When Swedish startup Tripbirds launched its social travel service earlier this year, I thought it looked beautiful, worked well — and would, inevitably, struggle.
The reason was simple: the site was dipping its toes in a competitive-but-ineffective market for travel services built on top of the social substrate of the web. It’s an idea that is appealing, but unrewarding; a niche that has failed, time and time again, to produce any truly viable businesses. The problem? There are loads of products fighting for similar territory (Gogobot, Wanderfly, Everplaces and many more) but overall, demand for what they’re offering seems to be low.
Or, as I put it at the time, it was in danger of being the tallest dwarf: a great service in a scene “stuffed with startups who all seem to do the same thing without ever finding much real success”:
Whatever the case, this proliferation of services surely can’t happen forever. Companies with a different take on what “social travel” means, like Airbnb or TripAdvisor, seem to be doing well… but those tapping the social graph for a layer of tips and recommendations seem to find it hard.
So is the reason nobody has won social travel because — essentially — there isn’t anything to win?
No surprise that co-founder Ted Valentin (pictured) disagreed with me. He suggested that a social travel service could work, if it got enough critical mass.
Fast forward a few months and a few thousand users, and the small, Stockholm-based team have taken some time to look at what they’re doing… and they’re choosing to rework it.
The new Tripbirds, which opened up on Tuesday, is a hotel booking site that uses social data to help recommend potential locations. Sign in, connect to Facebook, and Tripbirds will filter the hotels it thinks you’d most appreciate. It tries to make its listings come alive by bringing in Instagram photos to spruce the place up, and you can apply other filters too (normal ones like price and star rating, or more unusual ones like the number of Instagram photos). And it uses data from your friends, listing places they’ve stayed higher in the rankings — although, as yet, it does not determine whether they liked the place they stayed, which seems like a pretty important feature.
In this, it’s not really a pivot as much as an attempt to really focus on one aspect of the previous product — the one which, coincidentally, has potential to be a serious revenue generator.
But will it help the site — which has funding from Creandum, Index and a number of angels — grow? Hotel booking is even more competitive than social travel, and it’s an industry dominated by large players which operate at huge volume and are well-established. The company certainly hopes so, as do its investors, but they are going to have their work cut out for them.

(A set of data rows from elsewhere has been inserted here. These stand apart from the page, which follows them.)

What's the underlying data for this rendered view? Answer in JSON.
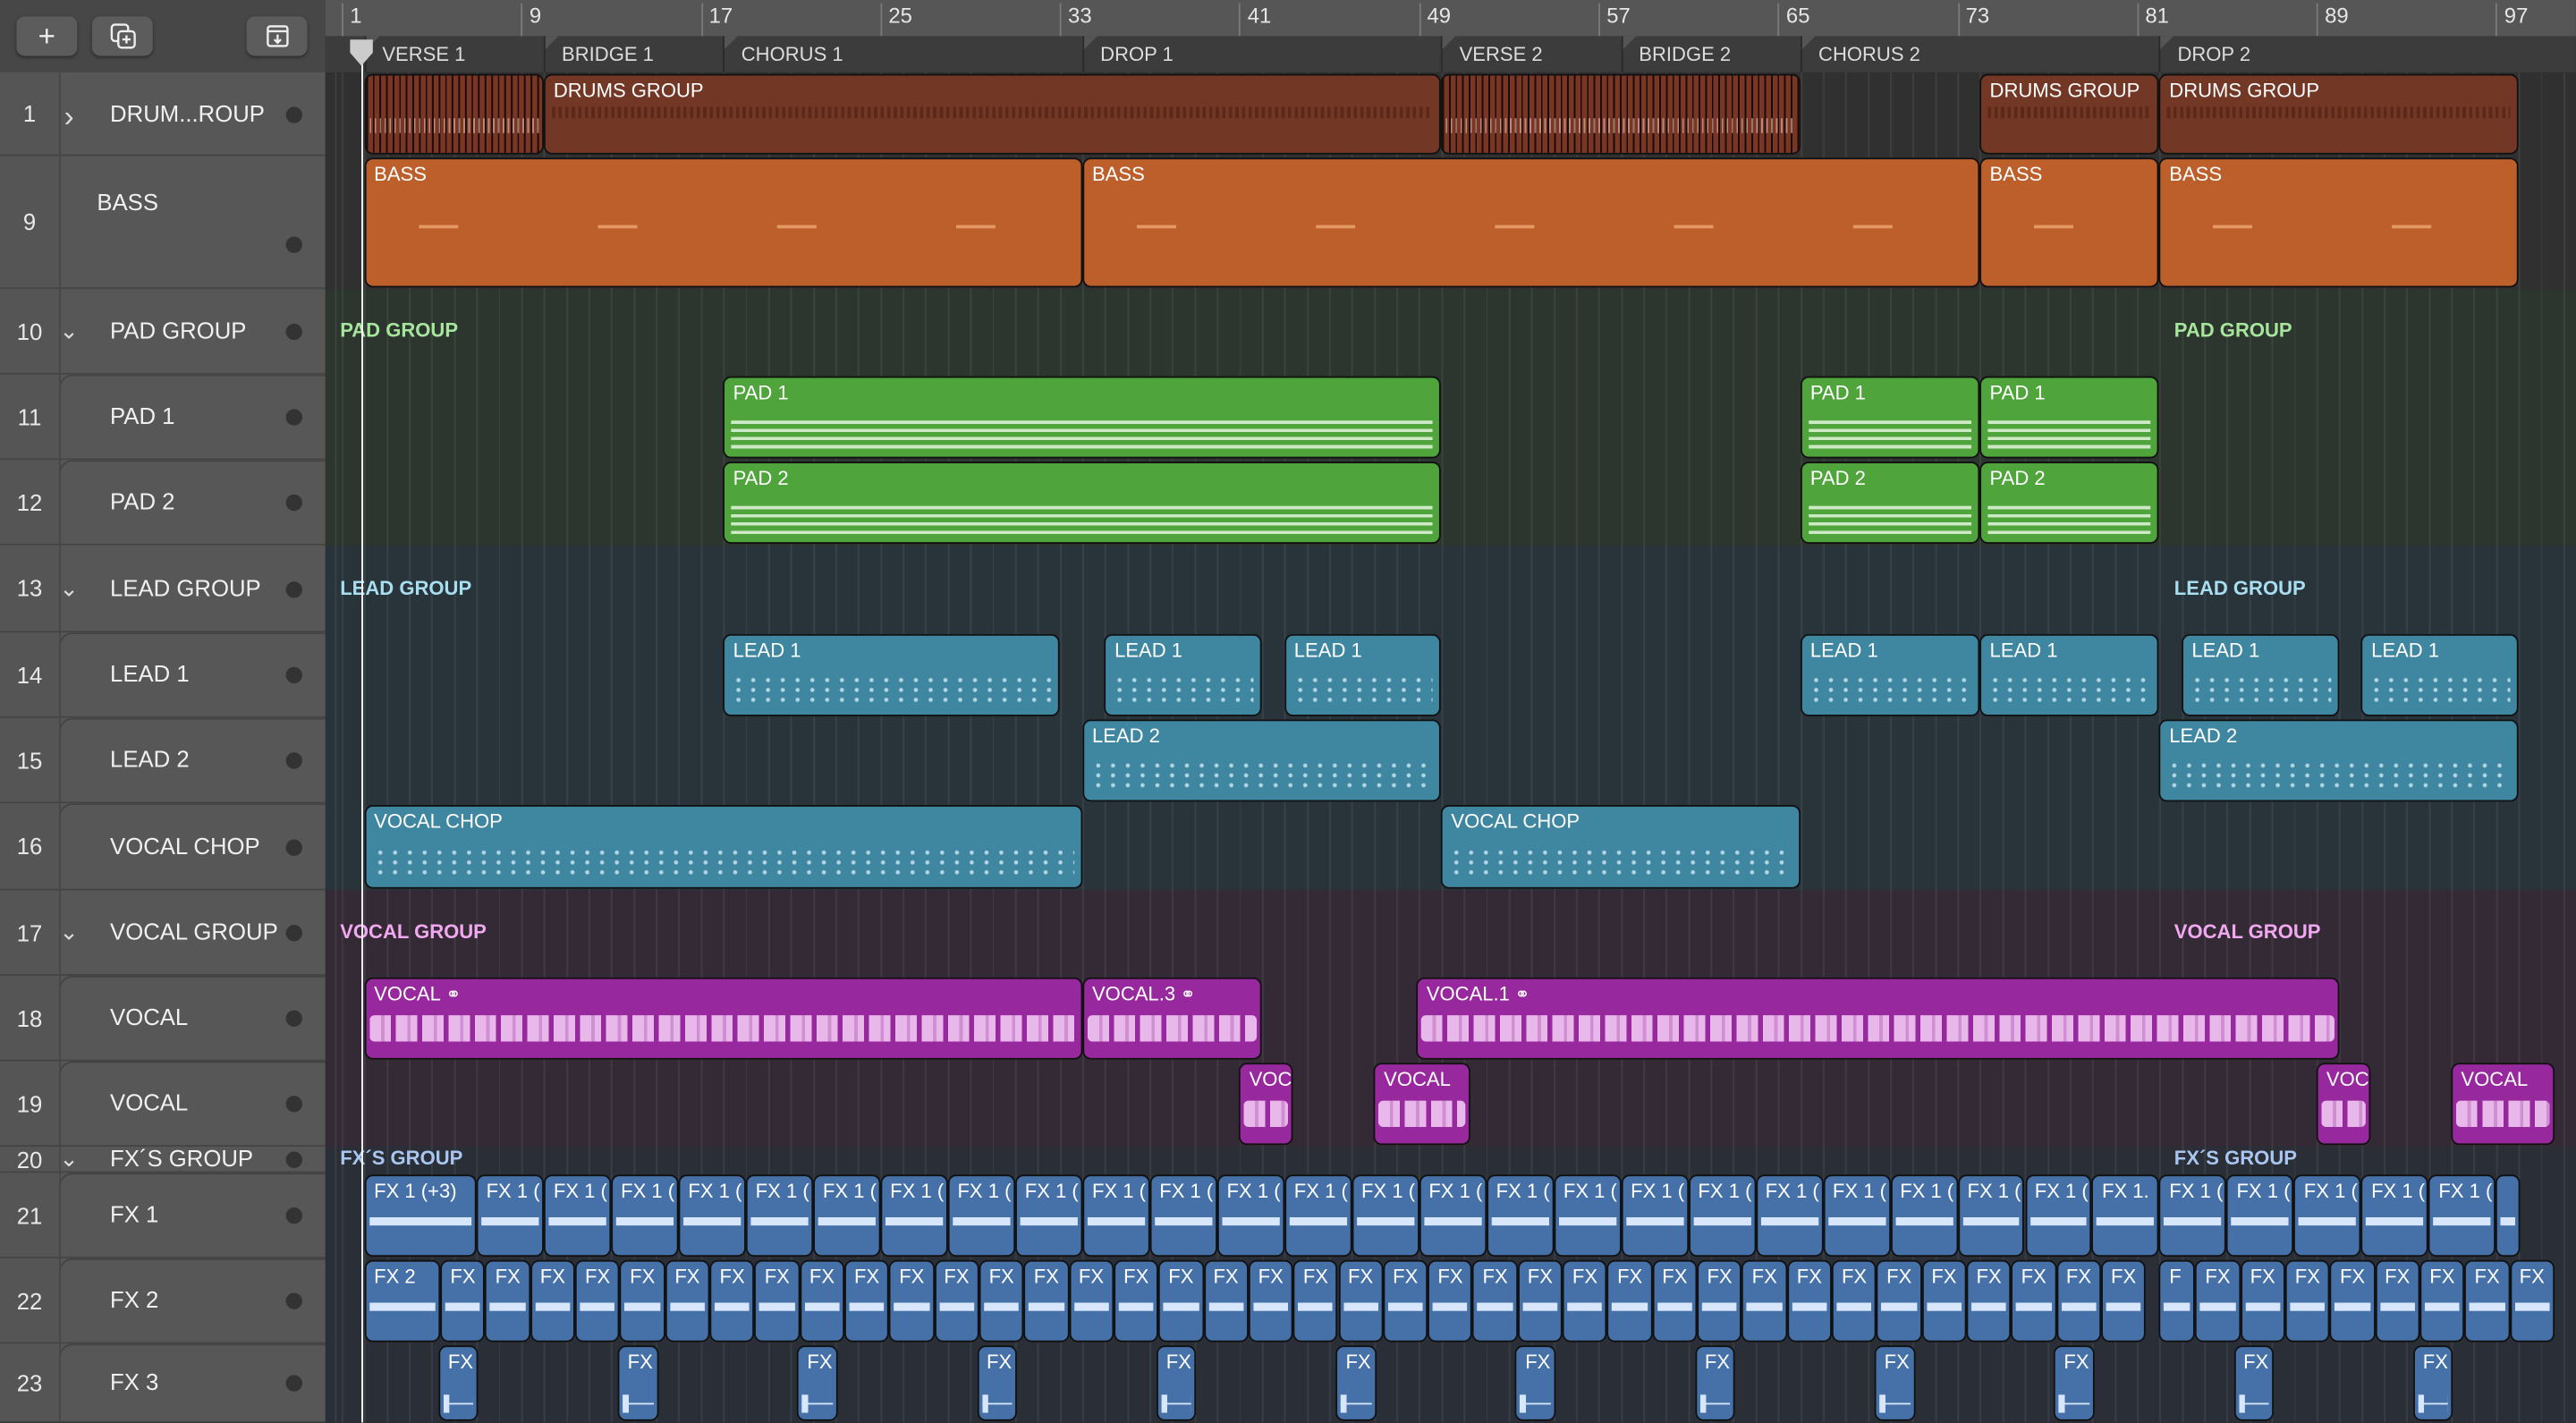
{
  "toolbar": {
    "add_icon": "plus-icon",
    "duplicate_icon": "duplicate-plus-icon",
    "import_icon": "download-tray-icon"
  },
  "ruler": {
    "bars": [
      "1",
      "9",
      "17",
      "25",
      "33",
      "41",
      "49",
      "57",
      "65",
      "73",
      "81",
      "89",
      "97"
    ]
  },
  "markers": [
    {
      "label": "VERSE 1",
      "bar": 2
    },
    {
      "label": "BRIDGE 1",
      "bar": 10
    },
    {
      "label": "CHORUS 1",
      "bar": 18
    },
    {
      "label": "DROP 1",
      "bar": 34
    },
    {
      "label": "VERSE 2",
      "bar": 50
    },
    {
      "label": "BRIDGE 2",
      "bar": 58
    },
    {
      "label": "CHORUS 2",
      "bar": 66
    },
    {
      "label": "DROP 2",
      "bar": 82
    }
  ],
  "tracks": [
    {
      "number": "1",
      "name": "DRUM...ROUP",
      "fold": "collapsed"
    },
    {
      "number": "9",
      "name": "BASS",
      "fold": "none"
    },
    {
      "number": "10",
      "name": "PAD GROUP",
      "fold": "expanded"
    },
    {
      "number": "11",
      "name": "PAD 1",
      "fold": "child"
    },
    {
      "number": "12",
      "name": "PAD 2",
      "fold": "child"
    },
    {
      "number": "13",
      "name": "LEAD GROUP",
      "fold": "expanded"
    },
    {
      "number": "14",
      "name": "LEAD 1",
      "fold": "child"
    },
    {
      "number": "15",
      "name": "LEAD 2",
      "fold": "child"
    },
    {
      "number": "16",
      "name": "VOCAL CHOP",
      "fold": "child"
    },
    {
      "number": "17",
      "name": "VOCAL GROUP",
      "fold": "expanded"
    },
    {
      "number": "18",
      "name": "VOCAL",
      "fold": "child"
    },
    {
      "number": "19",
      "name": "VOCAL",
      "fold": "child"
    },
    {
      "number": "20",
      "name": "FX´S GROUP",
      "fold": "expanded"
    },
    {
      "number": "21",
      "name": "FX 1",
      "fold": "child"
    },
    {
      "number": "22",
      "name": "FX 2",
      "fold": "child"
    },
    {
      "number": "23",
      "name": "FX 3",
      "fold": "child"
    }
  ],
  "group_labels": [
    {
      "track": 2,
      "text": "PAD GROUP",
      "color": "#a6e59c"
    },
    {
      "track": 5,
      "text": "LEAD GROUP",
      "color": "#a8dff0"
    },
    {
      "track": 9,
      "text": "VOCAL GROUP",
      "color": "#f2a8f0"
    },
    {
      "track": 12,
      "text": "FX´S GROUP",
      "color": "#a9c6f0"
    }
  ],
  "group_label_bars": [
    1,
    82
  ],
  "colors": {
    "drums": "#733725",
    "drums_pattern": "#7a3624",
    "bass": "#bd5f2a",
    "pad": "#4fa43c",
    "lead": "#3f86a0",
    "vocal": "#98289e",
    "fx": "#4571a8"
  },
  "regions": [
    {
      "track": 0,
      "type": "drums_pattern",
      "start": 2,
      "end": 10,
      "label": ""
    },
    {
      "track": 0,
      "type": "drums",
      "start": 10,
      "end": 50,
      "label": "DRUMS GROUP"
    },
    {
      "track": 0,
      "type": "drums_pattern",
      "start": 50,
      "end": 66,
      "label": ""
    },
    {
      "track": 0,
      "type": "drums",
      "start": 74,
      "end": 82,
      "label": "DRUMS GROUP"
    },
    {
      "track": 0,
      "type": "drums",
      "start": 82,
      "end": 98,
      "label": "DRUMS GROUP"
    },
    {
      "track": 1,
      "type": "bass",
      "start": 2,
      "end": 34,
      "label": "BASS"
    },
    {
      "track": 1,
      "type": "bass",
      "start": 34,
      "end": 74,
      "label": "BASS"
    },
    {
      "track": 1,
      "type": "bass",
      "start": 74,
      "end": 82,
      "label": "BASS"
    },
    {
      "track": 1,
      "type": "bass",
      "start": 82,
      "end": 98,
      "label": "BASS"
    },
    {
      "track": 3,
      "type": "pad",
      "start": 18,
      "end": 50,
      "label": "PAD 1"
    },
    {
      "track": 3,
      "type": "pad",
      "start": 66,
      "end": 74,
      "label": "PAD 1"
    },
    {
      "track": 3,
      "type": "pad",
      "start": 74,
      "end": 82,
      "label": "PAD 1"
    },
    {
      "track": 4,
      "type": "pad",
      "start": 18,
      "end": 50,
      "label": "PAD 2"
    },
    {
      "track": 4,
      "type": "pad",
      "start": 66,
      "end": 74,
      "label": "PAD 2"
    },
    {
      "track": 4,
      "type": "pad",
      "start": 74,
      "end": 82,
      "label": "PAD 2"
    },
    {
      "track": 6,
      "type": "lead",
      "start": 18,
      "end": 33,
      "label": "LEAD 1"
    },
    {
      "track": 6,
      "type": "lead",
      "start": 35,
      "end": 42,
      "label": "LEAD 1"
    },
    {
      "track": 6,
      "type": "lead",
      "start": 43,
      "end": 50,
      "label": "LEAD 1"
    },
    {
      "track": 6,
      "type": "lead",
      "start": 66,
      "end": 74,
      "label": "LEAD 1"
    },
    {
      "track": 6,
      "type": "lead",
      "start": 74,
      "end": 82,
      "label": "LEAD 1"
    },
    {
      "track": 6,
      "type": "lead",
      "start": 83,
      "end": 90,
      "label": "LEAD 1"
    },
    {
      "track": 6,
      "type": "lead",
      "start": 91,
      "end": 98,
      "label": "LEAD 1"
    },
    {
      "track": 7,
      "type": "lead",
      "start": 34,
      "end": 50,
      "label": "LEAD 2"
    },
    {
      "track": 7,
      "type": "lead",
      "start": 82,
      "end": 98,
      "label": "LEAD 2"
    },
    {
      "track": 8,
      "type": "lead",
      "start": 2,
      "end": 34,
      "label": "VOCAL CHOP"
    },
    {
      "track": 8,
      "type": "lead",
      "start": 50,
      "end": 66,
      "label": "VOCAL CHOP"
    },
    {
      "track": 10,
      "type": "vocal",
      "start": 2,
      "end": 34,
      "label": "VOCAL",
      "linked": true
    },
    {
      "track": 10,
      "type": "vocal",
      "start": 34,
      "end": 42,
      "label": "VOCAL.3",
      "linked": true
    },
    {
      "track": 10,
      "type": "vocal",
      "start": 48.9,
      "end": 90,
      "label": "VOCAL.1",
      "linked": true
    },
    {
      "track": 11,
      "type": "vocal",
      "start": 41,
      "end": 43.4,
      "label": "VOC"
    },
    {
      "track": 11,
      "type": "vocal",
      "start": 47,
      "end": 51.3,
      "label": "VOCAL"
    },
    {
      "track": 11,
      "type": "vocal",
      "start": 89,
      "end": 91.4,
      "label": "VOC"
    },
    {
      "track": 11,
      "type": "vocal",
      "start": 95,
      "end": 99.6,
      "label": "VOCAL"
    },
    {
      "track": 13,
      "type": "fx",
      "start": 2,
      "end": 7,
      "label": "FX 1 (+3)"
    },
    {
      "track": 14,
      "type": "fx",
      "start": 2,
      "end": 5.4,
      "label": "FX 2"
    }
  ],
  "region_runs": [
    {
      "track": 13,
      "type": "fx",
      "start": 7,
      "length": 3,
      "count": 24,
      "label": "FX 1 ("
    },
    {
      "track": 13,
      "type": "fx",
      "start": 79,
      "length": 3,
      "count": 1,
      "label": "FX 1."
    },
    {
      "track": 13,
      "type": "fx",
      "start": 82,
      "length": 3,
      "count": 5,
      "label": "FX 1 ("
    },
    {
      "track": 13,
      "type": "fx",
      "start": 97,
      "length": 1.1,
      "count": 1,
      "label": ""
    },
    {
      "track": 14,
      "type": "fx",
      "start": 5.4,
      "length": 2,
      "count": 38,
      "label": "FX"
    },
    {
      "track": 14,
      "type": "fx",
      "start": 82,
      "length": 1.6,
      "count": 1,
      "label": "F"
    },
    {
      "track": 14,
      "type": "fx",
      "start": 83.6,
      "length": 2,
      "count": 8,
      "label": "FX"
    },
    {
      "track": 15,
      "type": "fx",
      "start": 5.3,
      "length": 1.8,
      "count": 12,
      "step": 8,
      "label": "FX"
    }
  ]
}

Still, there are possibilities. Hipmunk, for example, seems to have made some impact with its pretty pain-free airline booking service. There’s a lot to be said for focus, and for something smart, simple and user friendly — all of which Tripbirds has.
Right now, I’ll keep looking to see what happens. I still like the feel of using Tripbirds. I still think it’s a tough, tough business. Which means that in the end, I’m left in the same place as I was in March — which is kind of funny for a travel service I suppose.